**Aim of the exercise:** Pictures excluded, copy every record that follows exactly as it appears.

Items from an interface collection
━━━━━━━━━━━━━━━━━━━━━━━━━━━━━━

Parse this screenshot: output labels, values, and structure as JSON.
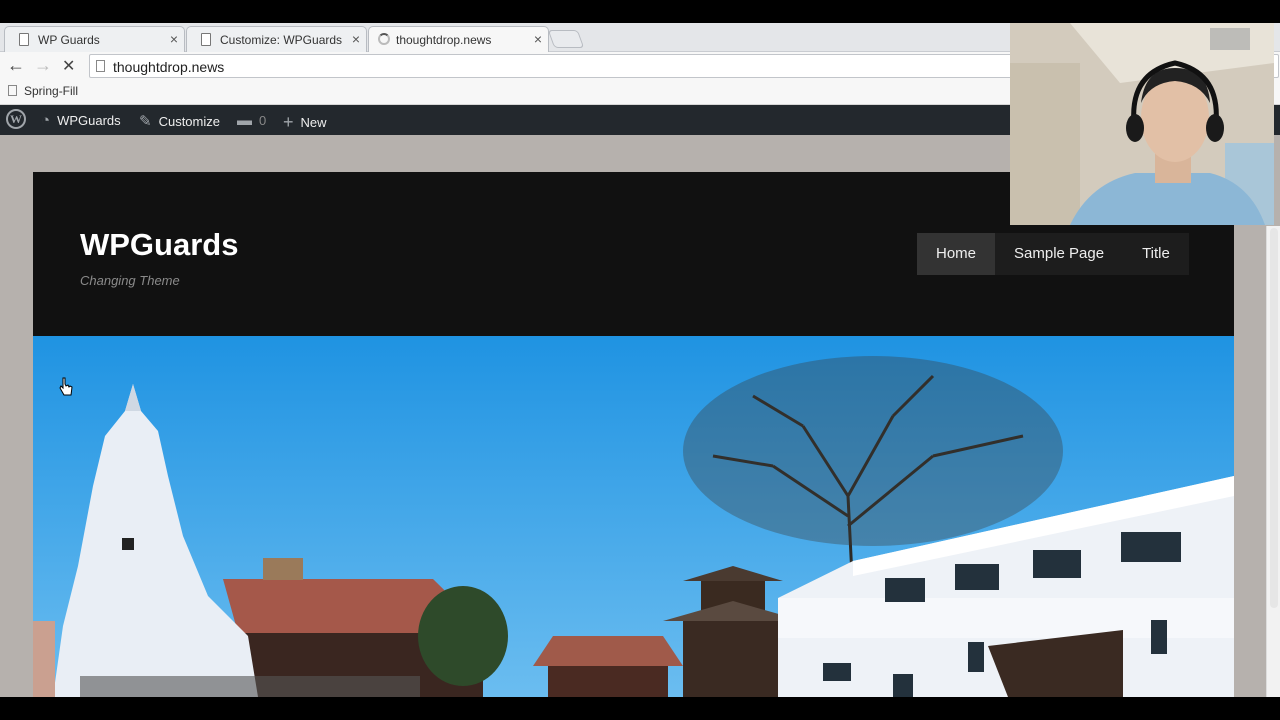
{
  "browser": {
    "tabs": [
      {
        "title": "WP Guards",
        "close": "×"
      },
      {
        "title": "Customize: WPGuards – ",
        "close": "×"
      },
      {
        "title": "thoughtdrop.news",
        "close": "×"
      }
    ],
    "nav": {
      "back": "←",
      "forward": "→",
      "stop": "✕"
    },
    "url": "thoughtdrop.news",
    "bookmarks": [
      "Spring-Fill"
    ]
  },
  "adminbar": {
    "site_name": "WPGuards",
    "customize": "Customize",
    "comments_count": "0",
    "new": "New"
  },
  "site": {
    "title": "WPGuards",
    "description": "Changing Theme",
    "menu": [
      "Home",
      "Sample Page",
      "Title"
    ]
  },
  "icons": {
    "wordpress": "wordpress-logo-icon",
    "dashboard": "dashboard-icon",
    "customize": "brush-icon",
    "comments": "comment-icon",
    "new": "plus-icon"
  },
  "colors": {
    "admin_bar": "#23282d",
    "site_header": "#111111",
    "sky": "#2f9be0"
  }
}
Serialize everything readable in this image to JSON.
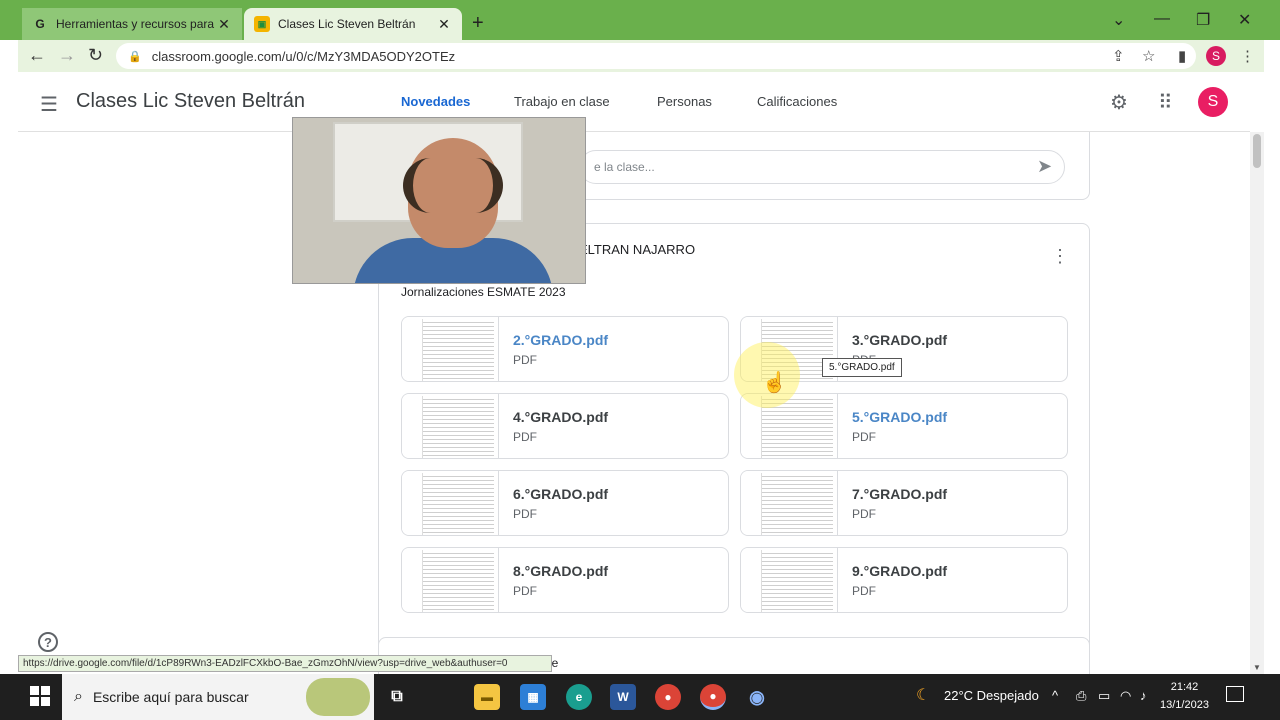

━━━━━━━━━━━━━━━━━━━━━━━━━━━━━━

**Answer for the task:**
Parse this screenshot: output labels, values, and structure as JSON.
{
  "browser": {
    "tabs": [
      {
        "title": "WP Guards",
        "close": "×"
      },
      {
        "title": "Customize: WPGuards – ",
        "close": "×"
      },
      {
        "title": "thoughtdrop.news",
        "close": "×"
      }
    ],
    "nav": {
      "back": "←",
      "forward": "→",
      "stop": "✕"
    },
    "url": "thoughtdrop.news",
    "bookmarks": [
      "Spring-Fill"
    ]
  },
  "adminbar": {
    "site_name": "WPGuards",
    "customize": "Customize",
    "comments_count": "0",
    "new": "New"
  },
  "site": {
    "title": "WPGuards",
    "description": "Changing Theme",
    "menu": [
      "Home",
      "Sample Page",
      "Title"
    ]
  },
  "icons": {
    "wordpress": "wordpress-logo-icon",
    "dashboard": "dashboard-icon",
    "customize": "brush-icon",
    "comments": "comment-icon",
    "new": "plus-icon"
  },
  "colors": {
    "admin_bar": "#23282d",
    "site_header": "#111111",
    "sky": "#2f9be0"
  }
}
Serialize everything readable in this image to JSON.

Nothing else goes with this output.